Many have pointed out that – with the new signatories added to the letter, which also include the children of John Lennon and George Harrison, Sean Ono Lennon and Dhani Harrison respectively – all four of the British performers selected by Prime Minister Johnson when he appeared on the ‘Desert Island Discs’ programme are, in one way or another, now backing this campaign.
Johnson’s other choices on ‘Desert Island Discs’, by the way, were American band Booker T & the MGs, and the very dead and very German composers Beethoven, Brahms and Bach.
It remains to be seen if the new letter gets any bolder commitments from Johnson and his ministers.

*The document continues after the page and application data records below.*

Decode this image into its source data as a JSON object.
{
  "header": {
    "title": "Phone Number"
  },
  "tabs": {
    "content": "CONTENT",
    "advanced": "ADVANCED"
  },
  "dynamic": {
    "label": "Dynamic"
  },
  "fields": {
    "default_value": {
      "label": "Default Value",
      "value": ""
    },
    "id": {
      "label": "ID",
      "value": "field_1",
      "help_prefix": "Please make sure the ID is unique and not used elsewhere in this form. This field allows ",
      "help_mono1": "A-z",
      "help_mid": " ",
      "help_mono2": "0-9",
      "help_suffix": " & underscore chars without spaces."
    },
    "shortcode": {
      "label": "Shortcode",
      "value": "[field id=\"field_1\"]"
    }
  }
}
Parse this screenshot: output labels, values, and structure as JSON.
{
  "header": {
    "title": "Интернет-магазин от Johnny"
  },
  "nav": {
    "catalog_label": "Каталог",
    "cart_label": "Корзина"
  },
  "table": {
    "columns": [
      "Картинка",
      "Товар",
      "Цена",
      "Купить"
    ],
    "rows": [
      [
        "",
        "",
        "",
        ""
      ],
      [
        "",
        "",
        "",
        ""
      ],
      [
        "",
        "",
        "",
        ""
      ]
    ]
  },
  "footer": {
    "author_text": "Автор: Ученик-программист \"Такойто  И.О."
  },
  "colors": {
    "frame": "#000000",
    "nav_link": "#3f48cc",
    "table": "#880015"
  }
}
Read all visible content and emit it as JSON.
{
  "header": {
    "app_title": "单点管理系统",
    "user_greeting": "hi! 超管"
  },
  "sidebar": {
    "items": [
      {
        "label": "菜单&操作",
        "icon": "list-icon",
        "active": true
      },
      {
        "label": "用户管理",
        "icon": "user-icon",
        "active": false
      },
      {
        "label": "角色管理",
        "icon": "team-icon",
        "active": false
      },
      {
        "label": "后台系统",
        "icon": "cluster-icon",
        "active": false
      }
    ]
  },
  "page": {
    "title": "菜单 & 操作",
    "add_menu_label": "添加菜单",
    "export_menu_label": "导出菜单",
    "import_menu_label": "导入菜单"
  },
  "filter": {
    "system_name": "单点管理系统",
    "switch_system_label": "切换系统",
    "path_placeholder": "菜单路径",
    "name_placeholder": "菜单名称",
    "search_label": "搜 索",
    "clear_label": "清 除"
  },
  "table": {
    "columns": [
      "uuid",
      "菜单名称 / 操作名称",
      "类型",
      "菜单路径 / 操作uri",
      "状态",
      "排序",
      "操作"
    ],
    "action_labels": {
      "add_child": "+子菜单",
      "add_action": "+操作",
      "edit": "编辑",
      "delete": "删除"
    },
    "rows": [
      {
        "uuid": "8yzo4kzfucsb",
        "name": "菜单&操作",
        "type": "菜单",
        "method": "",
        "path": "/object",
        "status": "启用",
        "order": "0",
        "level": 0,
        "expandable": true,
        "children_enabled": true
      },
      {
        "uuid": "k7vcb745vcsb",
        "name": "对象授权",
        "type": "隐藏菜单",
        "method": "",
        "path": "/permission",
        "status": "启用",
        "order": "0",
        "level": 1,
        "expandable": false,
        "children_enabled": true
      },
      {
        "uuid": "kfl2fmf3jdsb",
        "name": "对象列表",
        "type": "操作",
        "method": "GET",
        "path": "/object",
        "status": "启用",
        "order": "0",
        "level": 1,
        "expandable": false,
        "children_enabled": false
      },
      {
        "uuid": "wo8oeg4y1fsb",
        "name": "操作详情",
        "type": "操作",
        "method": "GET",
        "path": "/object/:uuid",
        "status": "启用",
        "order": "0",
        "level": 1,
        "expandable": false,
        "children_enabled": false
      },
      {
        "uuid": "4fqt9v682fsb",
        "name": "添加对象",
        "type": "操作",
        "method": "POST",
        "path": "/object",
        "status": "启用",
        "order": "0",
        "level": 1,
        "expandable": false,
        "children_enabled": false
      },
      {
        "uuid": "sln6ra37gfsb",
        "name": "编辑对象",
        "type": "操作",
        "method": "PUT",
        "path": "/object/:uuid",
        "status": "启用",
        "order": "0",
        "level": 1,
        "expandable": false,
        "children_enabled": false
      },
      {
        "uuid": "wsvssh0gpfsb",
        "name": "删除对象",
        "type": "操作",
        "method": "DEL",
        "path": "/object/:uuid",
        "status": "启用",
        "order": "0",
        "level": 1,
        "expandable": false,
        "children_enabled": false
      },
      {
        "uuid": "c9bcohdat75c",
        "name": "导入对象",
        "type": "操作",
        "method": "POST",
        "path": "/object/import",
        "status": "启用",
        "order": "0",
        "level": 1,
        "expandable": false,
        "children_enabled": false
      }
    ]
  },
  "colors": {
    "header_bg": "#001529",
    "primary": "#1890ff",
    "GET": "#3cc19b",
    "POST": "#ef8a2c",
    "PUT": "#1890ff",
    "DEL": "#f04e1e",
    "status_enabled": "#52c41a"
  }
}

Although a spokesperson told The Times that the government would prefer it if artists, labels and the streaming services could “work together to find a solution”. They added “we will keep the law under review and we are not ruling out changes in future if the evidence supports it”, though as commitments go, that’s pretty non-committal.
Of course, while adding ER to the making available element of the copyright would require only a simple edit of copyright law, getting a system in place to process ER royalties on streams would be much more complex.
Inevitably at least some streaming money would be lost to new administration costs, and there would be winners and losers even within the artist community, with newer artists on more favourable label or distribution deals likely among the losers, especially if they’ve recouped any advances and such like.
Though those newer artists still paying off big advances would definitely be better off in the short term; session musicians who currently get nothing from streams would also be winners; and legacy artists stuck on terrible old record contracts – who are arguably the artists who have been most screwed over by the current system – would probably be the biggest winners overall.
Some on the labels side might be hoping that, as the live industry gets going again – and those artists for whom the loss of live income was catastrophic get their businesses back together – maybe the whole ER on streams debate can be pushed onto the back burner forever.
Although, the clock is tick tock ticking on the super valuable 1960s recordings catalogue, which is currently due to come out of copyright in Europe in the 2030s. The last time the record industry got the copyright term on sound recordings extended from 50 to 70 years after release, the fact old timer artists also benefited via ER was the most powerful argument in favour of extension.
With the inevitable future campaign to get the copyright term up to 95 years – bringing Europe in line with the US – there will be another opportunity for artists to push for ER to be extended to streams.
Unless, of course, getting the Stones, Van Morrison and some Beatle children on board for the current campaign swings it for Johnson and an amendment to UK copyright law comes much sooner than that. We shall see.